In the day’s other news, the Magna Carta got fucked and buggered again, and a bunch of tribesmen were massacred in Somalia, for some reason.
I finally found a search engine that seems to actually find all of the juicy posts I've written over the years. It's at left, BlogBar. I know how frustrated you've all been at not having been able to retrieve the brilliant bits you've learned from me -- well now they're the proverbial mouse-click away.
I've finally found a search engine that appears to work for looking up old posts on this blog. I've put it at left, Blogbar. I'm often reminded of an old post while perusing the web and wish I could retrieve it, but the previous search boxes I've used never seem to return anything. I haven't tested this one extensively, but it does work at least in some cases.
I'm sure there are many pearls of wisdom you've read here that you dearly wish you could find again to email to friends and family and, I suppose, there have been some whoppers and really glaring misjudgements you want to gently and kindly remind me of -- I can think of -- well I can't think of any actually but maybe you can.

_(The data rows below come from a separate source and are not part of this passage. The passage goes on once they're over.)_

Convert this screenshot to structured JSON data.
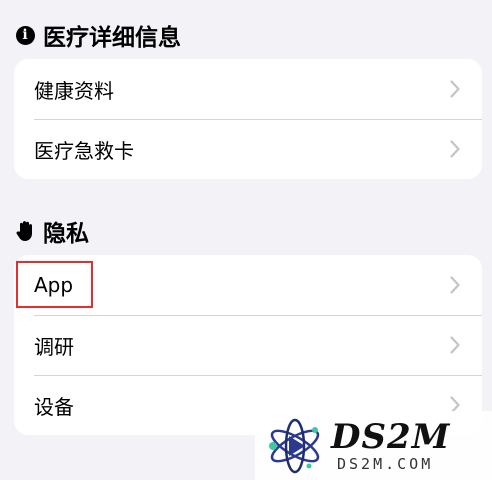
{
  "sections": {
    "medical": {
      "title": "医疗详细信息",
      "icon": "info-circle-icon",
      "items": [
        {
          "label": "健康资料"
        },
        {
          "label": "医疗急救卡"
        }
      ]
    },
    "privacy": {
      "title": "隐私",
      "icon": "raised-hand-icon",
      "items": [
        {
          "label": "App"
        },
        {
          "label": "调研"
        },
        {
          "label": "设备"
        }
      ]
    }
  },
  "info_glyph": "i",
  "watermark": {
    "name": "DS2M",
    "domain": "DS2M.COM"
  },
  "colors": {
    "background": "#f2f2f7",
    "card": "#ffffff",
    "separator": "#d4d4d8",
    "chevron": "#c4c4c8",
    "highlight": "#e03030"
  }
}
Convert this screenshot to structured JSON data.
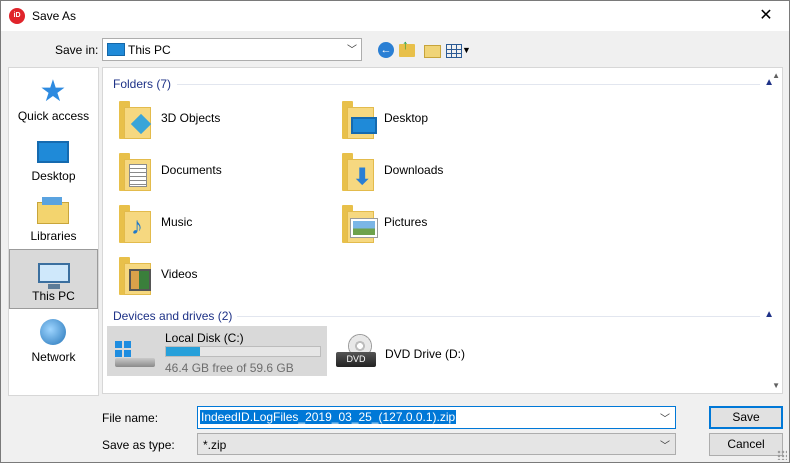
{
  "window": {
    "title": "Save As",
    "app_icon_text": "iD",
    "close_glyph": "✕"
  },
  "toolbar": {
    "save_in_label": "Save in:",
    "save_in_value": "This PC"
  },
  "nav": {
    "items": [
      {
        "label": "Quick access"
      },
      {
        "label": "Desktop"
      },
      {
        "label": "Libraries"
      },
      {
        "label": "This PC",
        "selected": true
      },
      {
        "label": "Network"
      }
    ]
  },
  "folders": {
    "header": "Folders (7)",
    "items": [
      {
        "name": "3D Objects"
      },
      {
        "name": "Desktop"
      },
      {
        "name": "Documents"
      },
      {
        "name": "Downloads"
      },
      {
        "name": "Music"
      },
      {
        "name": "Pictures"
      },
      {
        "name": "Videos"
      }
    ]
  },
  "drives": {
    "header": "Devices and drives (2)",
    "local": {
      "name": "Local Disk (C:)",
      "free_text": "46.4 GB free of 59.6 GB",
      "used_fraction": 0.22
    },
    "dvd": {
      "name": "DVD Drive (D:)",
      "badge": "DVD"
    }
  },
  "footer": {
    "file_name_label": "File name:",
    "file_name_value": "IndeedID.LogFiles_2019_03_25_(127.0.0.1).zip",
    "save_type_label": "Save as type:",
    "save_type_value": "*.zip",
    "save_button": "Save",
    "cancel_button": "Cancel"
  },
  "colors": {
    "accent": "#0078d7",
    "group_header": "#1e3287",
    "progress": "#26a0da"
  }
}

Damn. There's little harder for a blogger than spending a half hour on a post and realizing that you're going in circles. You know you have a point, but you just can't get it out. If this were a newspaper column, I'd just leave it till morning and revise. But when you're striving for "timeliness," sometimes the only solution is to hit the 'Delete' button -- that's painful.
I know, I know. Most of you are asking, when did he finally realize there was a "Delete" button? OK, fine.
[UPDATE, UPDATE:] I posted quite a while ago on a comment from one of my favorite Brit-bloggers, Natalie Solent. She wrote once that she'd gone back one day and added a comma to an old post -- "it felt good."
There's something very satisfying about coming home from work and finding out that 500 unexpected people hit the blog today because MSNBC picked up my oh-so-clever put-down of Basic Intinct 2's bitter producer. But, in the end, the satisfaction's short-lived isn't it? I mean, I know they won't likely come back tomorrow.
It's sort of like the memory of that beautiful thing you picked up at the bar that night. It was all totally unexpected and it was certainly fun while it lasted. You congratulated yourself on your good looks, your style and your fascinating personality but, alas, never heard from said hottie again.
But while it's true that no lasting relationship developed -- don't kid me now -- you still smirk when you think about it, don't you?